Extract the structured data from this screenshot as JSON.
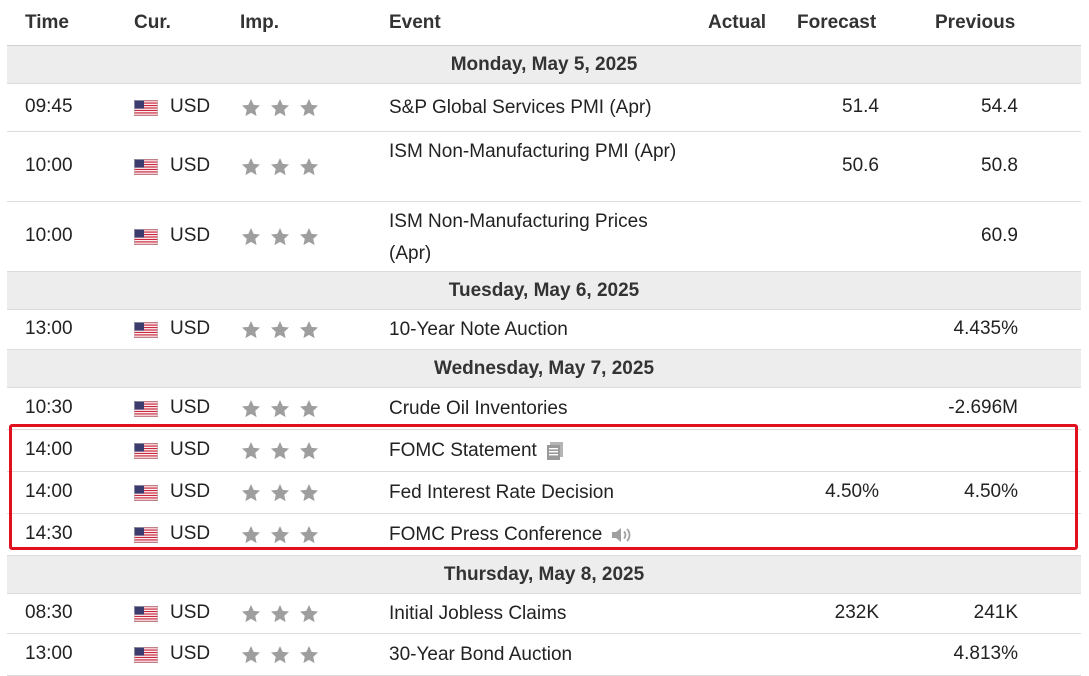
{
  "headers": {
    "time": "Time",
    "currency": "Cur.",
    "importance": "Imp.",
    "event": "Event",
    "actual": "Actual",
    "forecast": "Forecast",
    "previous": "Previous"
  },
  "colors": {
    "highlight": "#e0101f",
    "star": "#9e9e9e",
    "day_bg": "#ededed"
  },
  "days": [
    {
      "label": "Monday, May 5, 2025"
    },
    {
      "label": "Tuesday, May 6, 2025"
    },
    {
      "label": "Wednesday, May 7, 2025"
    },
    {
      "label": "Thursday, May 8, 2025"
    }
  ],
  "rows": [
    {
      "time": "09:45",
      "currency": "USD",
      "stars": 3,
      "event": "S&P Global Services PMI (Apr)",
      "actual": "",
      "forecast": "51.4",
      "previous": "54.4"
    },
    {
      "time": "10:00",
      "currency": "USD",
      "stars": 3,
      "event": "ISM Non-Manufacturing PMI (Apr)",
      "actual": "",
      "forecast": "50.6",
      "previous": "50.8"
    },
    {
      "time": "10:00",
      "currency": "USD",
      "stars": 3,
      "event": "ISM Non-Manufacturing Prices (Apr)",
      "actual": "",
      "forecast": "",
      "previous": "60.9"
    },
    {
      "time": "13:00",
      "currency": "USD",
      "stars": 3,
      "event": "10-Year Note Auction",
      "actual": "",
      "forecast": "",
      "previous": "4.435%"
    },
    {
      "time": "10:30",
      "currency": "USD",
      "stars": 3,
      "event": "Crude Oil Inventories",
      "actual": "",
      "forecast": "",
      "previous": "-2.696M"
    },
    {
      "time": "14:00",
      "currency": "USD",
      "stars": 3,
      "event": "FOMC Statement",
      "actual": "",
      "forecast": "",
      "previous": "",
      "icon": "document-icon"
    },
    {
      "time": "14:00",
      "currency": "USD",
      "stars": 3,
      "event": "Fed Interest Rate Decision",
      "actual": "",
      "forecast": "4.50%",
      "previous": "4.50%"
    },
    {
      "time": "14:30",
      "currency": "USD",
      "stars": 3,
      "event": "FOMC Press Conference",
      "actual": "",
      "forecast": "",
      "previous": "",
      "icon": "speaker-icon"
    },
    {
      "time": "08:30",
      "currency": "USD",
      "stars": 3,
      "event": "Initial Jobless Claims",
      "actual": "",
      "forecast": "232K",
      "previous": "241K"
    },
    {
      "time": "13:00",
      "currency": "USD",
      "stars": 3,
      "event": "30-Year Bond Auction",
      "actual": "",
      "forecast": "",
      "previous": "4.813%"
    }
  ]
}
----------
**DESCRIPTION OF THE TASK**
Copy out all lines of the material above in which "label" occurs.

**SOLUTION**
      "label": "Monday, May 5, 2025"
      "label": "Tuesday, May 6, 2025"
      "label": "Wednesday, May 7, 2025"
      "label": "Thursday, May 8, 2025"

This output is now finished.